Andy Reid’s future in Philly will be determined by the fortunes of a third round pick. 1999 was a long time ago.

Read the rest of this entry »

The mobile quarterback presents both a problem, and a solution to a problem. Like Michael Vick before him, just five games into his career this is the difficult existence of Robert Griffin III.

He allows the offensive coordinator to pursue creative avenues that were otherwise unimaginable before. Options, roll outs, and designed runs can be executed with ease using the quarterback’s elite athleticism, and until defenses adjust (and they always do) there’s an element of surprise.

The problem is that inviting such a unique scheme has consequences, namely repeated blows to the head and other areas of the body which aren’t designed to sustain such punishment. We assumed there would eventually be some kind of breakage with RG3 if he kept running and exposing himself with such frequency, and in Week 5 the inevitable became reality when he sustained a concussion against the Falcons.

Read the rest of this entry »

Arian Foster's goal-line efficiency is the new inefficiency.

Watching as your running back is repeatedly stuffed at the goal-line goes beyond a feeling of loss. You feel betrayed, cold, and alone.

It’s a special kind of failure even though it happens so often, because the inability to finish a drive that may have otherwise been successful for your RB leads to the kind of crazy which digs that ass dent in your couch several inches deeper. Trust me, I know.

An end zone drop by a wide receiver is the equivalent of a car wreak.
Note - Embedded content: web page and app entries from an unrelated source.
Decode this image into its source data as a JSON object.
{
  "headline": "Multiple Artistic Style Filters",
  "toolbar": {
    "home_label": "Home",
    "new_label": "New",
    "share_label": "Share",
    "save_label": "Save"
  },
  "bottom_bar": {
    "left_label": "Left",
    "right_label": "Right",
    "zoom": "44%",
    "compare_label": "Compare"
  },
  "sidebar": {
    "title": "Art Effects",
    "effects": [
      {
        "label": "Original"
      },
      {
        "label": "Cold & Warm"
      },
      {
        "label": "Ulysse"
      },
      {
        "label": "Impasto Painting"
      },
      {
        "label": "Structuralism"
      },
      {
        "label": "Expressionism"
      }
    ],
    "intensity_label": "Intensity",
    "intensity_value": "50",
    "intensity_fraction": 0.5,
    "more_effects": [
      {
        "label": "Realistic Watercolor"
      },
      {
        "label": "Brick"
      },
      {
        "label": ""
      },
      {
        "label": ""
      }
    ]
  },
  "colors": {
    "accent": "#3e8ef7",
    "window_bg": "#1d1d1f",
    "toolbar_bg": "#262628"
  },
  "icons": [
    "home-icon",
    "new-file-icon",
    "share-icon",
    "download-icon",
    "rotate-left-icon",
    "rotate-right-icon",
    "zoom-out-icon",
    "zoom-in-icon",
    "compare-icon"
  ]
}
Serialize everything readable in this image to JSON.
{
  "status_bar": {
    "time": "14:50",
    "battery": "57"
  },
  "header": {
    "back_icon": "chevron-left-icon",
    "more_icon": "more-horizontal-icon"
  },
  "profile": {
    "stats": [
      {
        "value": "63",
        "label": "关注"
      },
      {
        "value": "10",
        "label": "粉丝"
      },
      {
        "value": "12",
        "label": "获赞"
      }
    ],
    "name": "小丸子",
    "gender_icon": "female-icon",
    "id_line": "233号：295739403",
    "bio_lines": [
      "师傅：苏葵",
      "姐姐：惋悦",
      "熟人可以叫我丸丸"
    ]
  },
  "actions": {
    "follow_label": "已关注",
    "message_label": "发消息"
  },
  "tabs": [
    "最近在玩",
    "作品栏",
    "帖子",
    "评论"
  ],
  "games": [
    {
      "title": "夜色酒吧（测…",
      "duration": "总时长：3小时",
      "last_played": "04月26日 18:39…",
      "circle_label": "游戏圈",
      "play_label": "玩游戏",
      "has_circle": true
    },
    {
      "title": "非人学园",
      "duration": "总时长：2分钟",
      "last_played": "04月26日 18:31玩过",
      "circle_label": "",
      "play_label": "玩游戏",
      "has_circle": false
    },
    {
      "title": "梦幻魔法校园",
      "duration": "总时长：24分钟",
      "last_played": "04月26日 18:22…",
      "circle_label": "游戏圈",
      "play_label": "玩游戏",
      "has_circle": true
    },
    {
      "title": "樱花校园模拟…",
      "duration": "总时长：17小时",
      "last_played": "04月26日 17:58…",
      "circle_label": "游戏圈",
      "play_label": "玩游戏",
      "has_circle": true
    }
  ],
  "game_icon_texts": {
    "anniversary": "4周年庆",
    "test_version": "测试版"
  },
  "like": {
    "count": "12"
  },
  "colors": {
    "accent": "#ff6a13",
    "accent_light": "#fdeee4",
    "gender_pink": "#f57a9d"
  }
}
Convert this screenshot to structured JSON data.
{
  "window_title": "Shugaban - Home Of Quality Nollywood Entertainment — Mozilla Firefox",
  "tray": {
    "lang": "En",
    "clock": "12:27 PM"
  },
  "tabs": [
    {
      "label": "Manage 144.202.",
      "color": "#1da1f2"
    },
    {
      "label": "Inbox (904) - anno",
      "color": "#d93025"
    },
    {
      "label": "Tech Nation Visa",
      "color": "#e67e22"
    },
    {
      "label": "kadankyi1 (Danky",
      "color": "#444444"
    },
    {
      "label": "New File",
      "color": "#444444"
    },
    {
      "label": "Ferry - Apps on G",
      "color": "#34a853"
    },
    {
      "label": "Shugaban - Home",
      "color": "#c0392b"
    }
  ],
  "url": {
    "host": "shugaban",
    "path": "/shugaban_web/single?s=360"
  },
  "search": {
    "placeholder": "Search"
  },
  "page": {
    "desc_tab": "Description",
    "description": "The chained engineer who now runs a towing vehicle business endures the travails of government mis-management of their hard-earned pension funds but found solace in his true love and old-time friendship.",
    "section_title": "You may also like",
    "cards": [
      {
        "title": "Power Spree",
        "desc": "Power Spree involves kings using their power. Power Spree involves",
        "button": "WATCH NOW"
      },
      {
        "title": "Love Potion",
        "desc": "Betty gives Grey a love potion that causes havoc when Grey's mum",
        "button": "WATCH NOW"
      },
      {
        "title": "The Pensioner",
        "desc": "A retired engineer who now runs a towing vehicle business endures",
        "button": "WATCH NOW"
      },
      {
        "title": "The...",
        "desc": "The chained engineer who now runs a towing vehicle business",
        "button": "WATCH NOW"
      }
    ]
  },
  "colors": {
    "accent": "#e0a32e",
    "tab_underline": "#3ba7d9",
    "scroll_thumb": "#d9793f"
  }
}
It’s painful, and sometimes fatal, but it’s also sudden and over quickly. Your top running back can get stuffed multiple times, and sometimes even on back-to-back plays. It’s one of the most cruel punishments fantasy football has to offer.

Of course, you don’t draft a running back solely because of his goal-line ability. But it’s nice to know that the deal can be finished, and the red zone RB slayer can be defeated swiftly. So, who’s the best at such sword wielding tomfoolery? There’s a chart for that.

Rotoworld’s Chet Gresham was kind enough to look back through the first five weeks of the season thus far, and chart the success (or lack thereof) of running backs who have had a minimum of two rushing attempts inside the opponent’s five yard line. What he found is that the leading point scorer at the position could be much, much better.

Read the rest of this entry »

Upon hearing about the severity of Brian Cushing’s injury, there will be those who maintain faith about the Texans and their undefeated season, and their ability to keep that unblemished record in tact even without one of the league’s premier tacklers. They’ll point to the glut of injuries sustained by the Texans last year, a vortex that sucked back two quarterbacks, Andre Johnson, Mario Williams, and Arian Foster for a handful of games.

So brace for impact, clingers of hope, and just completely forget that although it was a joyous occasion last January when Houston won a playoff game with some guy named T.J. Yates as their quarterback, they lost three straight games to end the season, which included losses to the lowly Colts, Panthers, and Titans.

Alright, ready? Because I’ve buried this lede far enough to delay the agony. The Texans fear that Cushing will be lost for the season due to a torn ACL, according to a report early this morning from Pro Football Talk. An MRI later today will reveal the severity of the injury, but Cushing was on crutches after Houston’s Monday night win over the Jets following a cut block by guard Matt Slauson.

Read the rest of this entry »